I think of a good friend, a master artist who’s been tattooing for 20 years. He tells me that 15 years ago he started tattooing a lot of cover-ups for women who had been cutters in their teen years. And now, he tells me, it’s all the time. It’s mostly flowers. He says they want to plant a garden in the tracks. He had a woman once come to him who had been so severely beaten by her husband he’d ruptured her femoral artery, and her thigh and leg were obscured in the matrix of veins showing through. She’d always been fascinated by tattoos, but that husband hated them on women and hated women who had them, so now, divorced and in her 50s, she covered up his abuse with a dragon wrapped around her thigh down to her ankle.
It’s always intimate for me, says my tattoo artist friend — man or woman. But while he’s working, he won’t talk unless you want to. And he doesn’t want to generalize, but many women want to talk. There is a point at which intimacy becomes abstraction, when the camera gets too close to the flesh, rendering it animal, when the wings get too close to the sun, rendering it death itself. But when women talk to me, my friend says, I feel our closeness actually dampens the risk of dissociation. I want to bring magic to it, he says, and that magic lives in conversation. Their stories are about taking ownership over their bodies and over past pain and over fear and over the mutilation that they’d brought to themselves, this time a change by choice. Think of the women who get beautiful tattoos where their nipples were after double mastectomies. Or trans folk who choose to accentuate scars that themselves mark deliberate, wrenching change. Putting things down is the art of leaving them behind — but that is not as blunt as forgetting.
On my arm, there’s a masterful rendering of Rockwell Kent’s iconic portrait of Moby Dick breaching. Rays of sun beat on the whale, streams of water fall from his body. Another is a small blue wave I’d seen a friend doodle in her notebook in college, and we were having a good day, so I got it tattooed. I have a flower on my back, another on my arm, and a swan on my thigh, the cover art off my 22-year-old self’s favorite record. More, still. Though the catalysts for these decisions have largely been lost to time, the tattoos are not among the things in my life that I regret. This kind of art fades, like love — in importance, in relevance, in vibrancy. It’s a sign that whatever you’re marking, good or bad, will lose its power and be diminished. A reminder that you are not what happens to you, but how you choose, again and again, to react. So the changes of love and joy, as much as pain, are marked in tattoos — and when I mark a good thing, even great love, by the work of another person’s hand on a body that will change, I am accepting that the thing I grab close is going to be altered, too.

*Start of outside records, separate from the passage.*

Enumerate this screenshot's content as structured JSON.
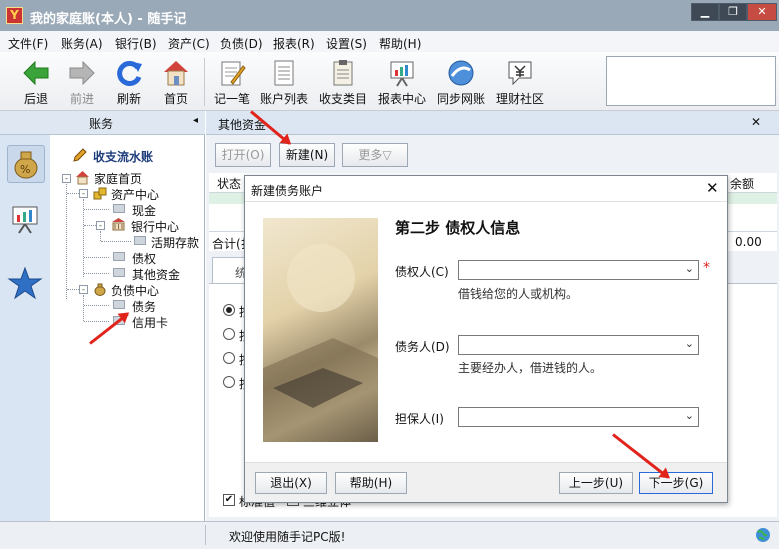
{
  "window": {
    "title": "我的家庭账(本人) - 随手记",
    "app_icon_char": "Y",
    "min_glyph": "▁",
    "max_glyph": "❐",
    "close_glyph": "✕"
  },
  "menu": [
    "文件(F)",
    "账务(A)",
    "银行(B)",
    "资产(C)",
    "负债(D)",
    "报表(R)",
    "设置(S)",
    "帮助(H)"
  ],
  "toolbar": {
    "back": "后退",
    "forward": "前进",
    "refresh": "刷新",
    "home": "首页",
    "record": "记一笔",
    "account_list": "账户列表",
    "categories": "收支类目",
    "reports": "报表中心",
    "sync": "同步网账",
    "community": "理财社区"
  },
  "left": {
    "header": "账务",
    "collapse": "◂",
    "record_flow": "收支流水账",
    "tree": {
      "home": "家庭首页",
      "assets": "资产中心",
      "cash": "现金",
      "bank": "银行中心",
      "deposit": "活期存款",
      "claims": "债权",
      "other_funds": "其他资金",
      "liabilities": "负债中心",
      "debt": "债务",
      "credit_card": "信用卡"
    }
  },
  "right": {
    "header": "其他资金",
    "close": "✕",
    "buttons": {
      "open": "打开(O)",
      "new": "新建(N)",
      "more": "更多▽"
    },
    "col_status": "状态",
    "col_balance": "余额",
    "total_label": "合计(扌",
    "total_value": "0.00",
    "tab_partial": "统",
    "radio_partial": [
      "按",
      "按",
      "按",
      "按"
    ],
    "check_label_1": "标准值",
    "check_label_2": "三维立体"
  },
  "dialog": {
    "title": "新建债务账户",
    "close": "✕",
    "heading": "第二步  债权人信息",
    "creditor_label": "债权人(C)",
    "creditor_hint": "借钱给您的人或机构。",
    "required_mark": "*",
    "debtor_label": "债务人(D)",
    "debtor_hint": "主要经办人，借进钱的人。",
    "guarantor_label": "担保人(I)",
    "chevron": "⌄",
    "buttons": {
      "exit": "退出(X)",
      "help": "帮助(H)",
      "prev": "上一步(U)",
      "next": "下一步(G)"
    }
  },
  "status": {
    "message": "欢迎使用随手记PC版!"
  },
  "colors": {
    "accent": "#2a6ad8",
    "annotation_arrow": "#e0241b",
    "titlebar": "#9aa9b8"
  }
}
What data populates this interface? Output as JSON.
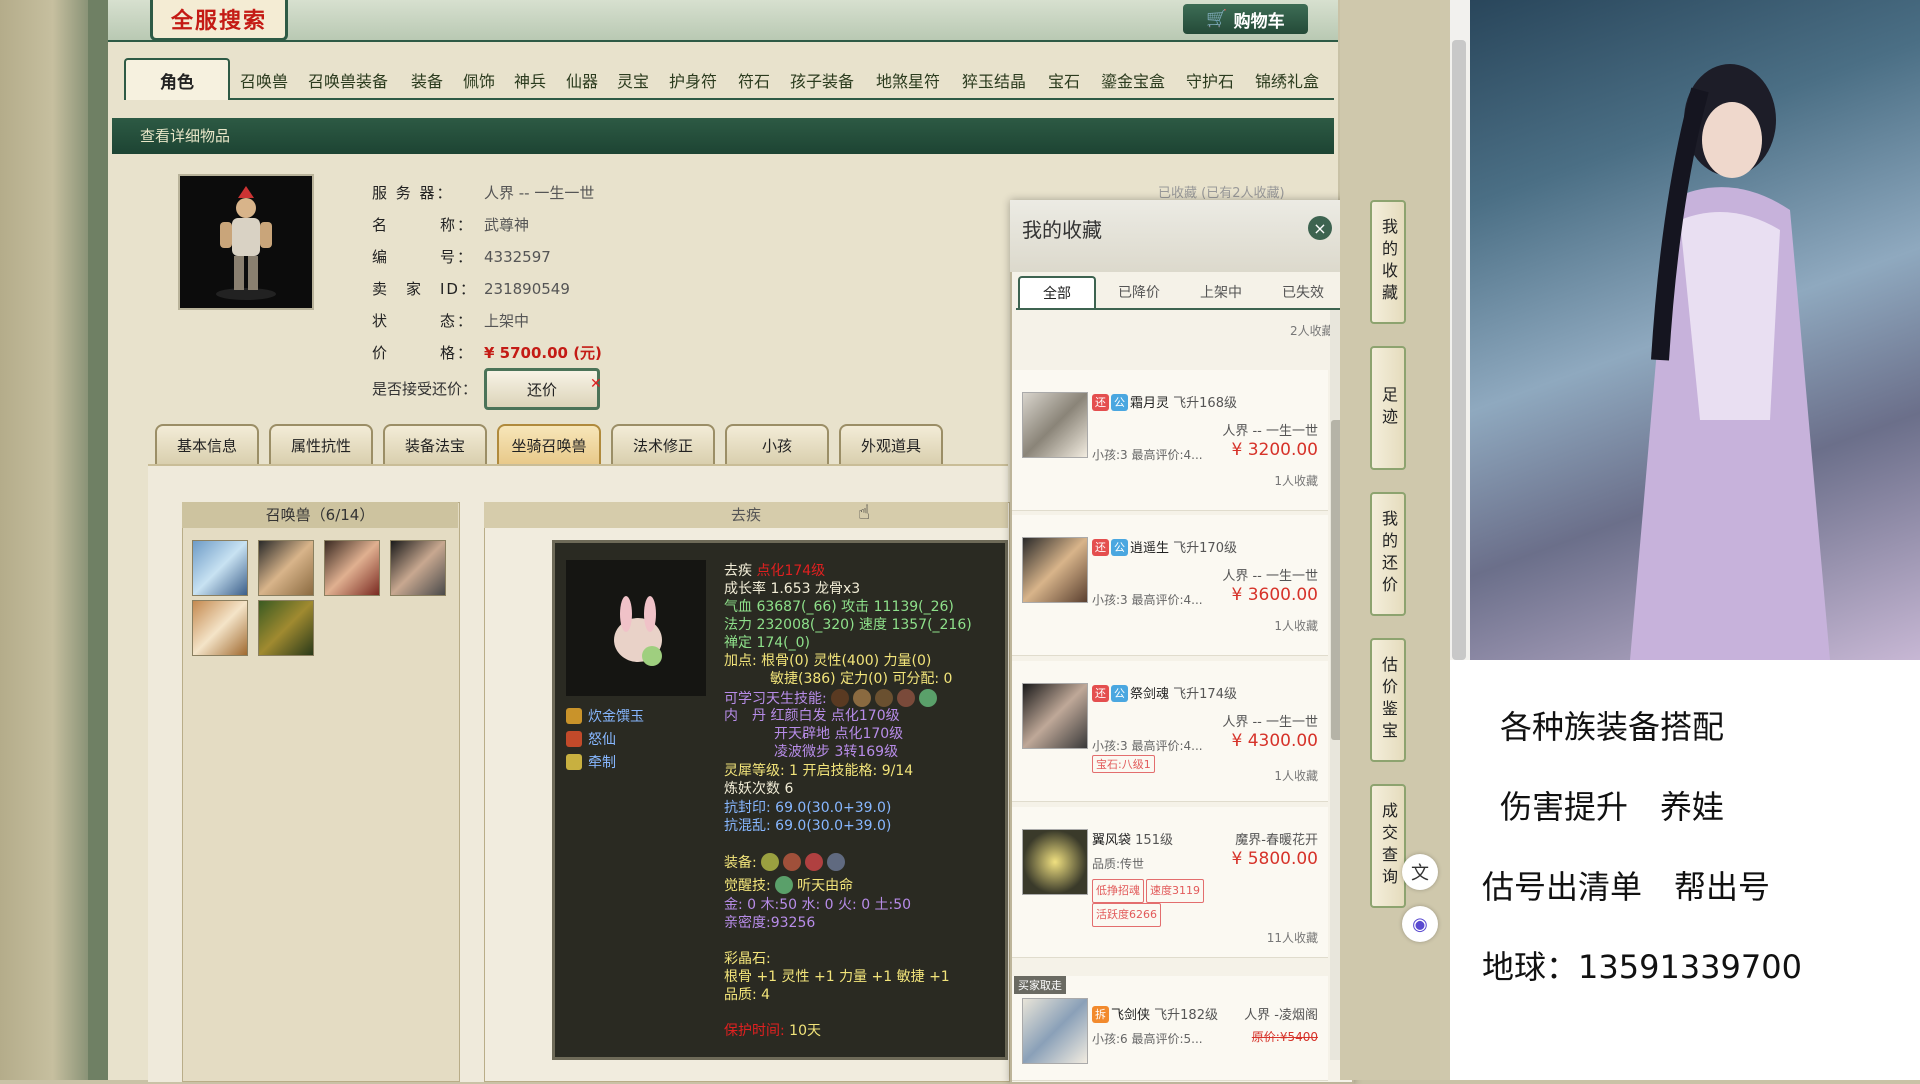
{
  "header": {
    "logo": "全服搜索",
    "cart_label": "购物车"
  },
  "categories": [
    "角色",
    "召唤兽",
    "召唤兽装备",
    "装备",
    "佩饰",
    "神兵",
    "仙器",
    "灵宝",
    "护身符",
    "符石",
    "孩子装备",
    "地煞星符",
    "猝玉结晶",
    "宝石",
    "鎏金宝盒",
    "守护石",
    "锦绣礼盒"
  ],
  "detail_bar": "查看详细物品",
  "info": {
    "server_label": "服 务 器：",
    "server": "人界 -- 一生一世",
    "name_label": "名　　　称：",
    "name": "武尊神",
    "id_label": "编　　　号：",
    "id": "4332597",
    "seller_label": "卖　家　ID：",
    "seller": "231890549",
    "status_label": "状　　　态：",
    "status": "上架中",
    "price_label": "价　　　格：",
    "price": "¥ 5700.00 (元)",
    "bargain_label": "是否接受还价：",
    "bargain_button": "还价",
    "favorited": "已收藏 (已有2人收藏)"
  },
  "tabs": [
    "基本信息",
    "属性抗性",
    "装备法宝",
    "坐骑召唤兽",
    "法术修正",
    "小孩",
    "外观道具"
  ],
  "pets": {
    "title": "召唤兽（6/14）"
  },
  "pet_detail": {
    "title": "去疾",
    "name": "去疾",
    "level": "点化174级",
    "growth": "成长率 1.653  龙骨x3",
    "hp": "气血 63687(_66) 攻击 11139(_26)",
    "mp": "法力 232008(_320) 速度 1357(_216)",
    "calm": "禅定 174(_0)",
    "points1": "加点:  根骨(0) 灵性(400) 力量(0)",
    "points2": "敏捷(386) 定力(0) 可分配: 0",
    "skills_label": "可学习天生技能:",
    "inner1": "内　丹 红颜白发 点化170级",
    "inner2": "开天辟地 点化170级",
    "inner3": "凌波微步 3转169级",
    "spirit": "灵犀等级: 1 开启技能格: 9/14",
    "refine": "炼妖次数 6",
    "resist1": "抗封印: 69.0(30.0+39.0)",
    "resist2": "抗混乱: 69.0(30.0+39.0)",
    "equip_label": "装备:",
    "awaken_label": "觉醒技:",
    "awaken": "听天由命",
    "elements": "金: 0 木:50 水: 0 火: 0 土:50",
    "intimacy": "亲密度:93256",
    "crystal_label": "彩晶石:",
    "crystal": "根骨 +1 灵性 +1 力量 +1 敏捷 +1",
    "quality": "品质: 4",
    "protect_label": "保护时间:",
    "protect": "10天",
    "skills": [
      "炊金馔玉",
      "怒仙",
      "牵制"
    ]
  },
  "favorites": {
    "title": "我的收藏",
    "close": "×",
    "tabs": [
      "全部",
      "已降价",
      "上架中",
      "已失效"
    ],
    "top_count": "2人收藏",
    "items": [
      {
        "name": "霜月灵",
        "level": "飞升168级",
        "server": "人界 -- 一生一世",
        "kid": "小孩:3 最高评价:4...",
        "price": "¥ 3200.00",
        "count": "1人收藏"
      },
      {
        "name": "逍遥生",
        "level": "飞升170级",
        "server": "人界 -- 一生一世",
        "kid": "小孩:3 最高评价:4...",
        "price": "¥ 3600.00",
        "count": "1人收藏"
      },
      {
        "name": "祭剑魂",
        "level": "飞升174级",
        "server": "人界 -- 一生一世",
        "kid": "小孩:3 最高评价:4...",
        "price": "¥ 4300.00",
        "count": "1人收藏",
        "tag": "宝石:八级1"
      },
      {
        "name": "翼风袋",
        "level": "151级",
        "server": "魔界-春暖花开",
        "kid": "品质:传世",
        "price": "¥ 5800.00",
        "count": "11人收藏",
        "tags": [
          "低挣招魂",
          "速度3119",
          "活跃度6266"
        ]
      },
      {
        "name": "飞剑侠",
        "level": "飞升182级",
        "server": "人界 -凌烟阁",
        "kid": "小孩:6 最高评价:5...",
        "price": "原价:¥5400",
        "ribbon": "买家取走"
      }
    ]
  },
  "right_nav": [
    "我的收藏",
    "足迹",
    "我的还价",
    "估价鉴宝",
    "成交查询"
  ],
  "ad": {
    "line1": "各种族装备搭配",
    "line2": "伤害提升　养娃",
    "line3": "估号出清单　帮出号",
    "line4": "地球：13591339700"
  }
}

My most recent tattoo is one view of a gastropod shell, on the back of my upper arm where I never see it. My husband got another view, in the same spot on the opposite arm. It would be — and still is — the little home we carry with us. It was a gift to ourselves we couldn’t afford in the week after our wedding. When we lay there together, in pain and exhilaration in a strange studio in Miami, we laughed with the artists about the irony — that kind that’s more like truth — of what we were doing. Had done. Marriage is not an attempt at staying the present. At least, good marriages aren’t. And neither are good tattoos.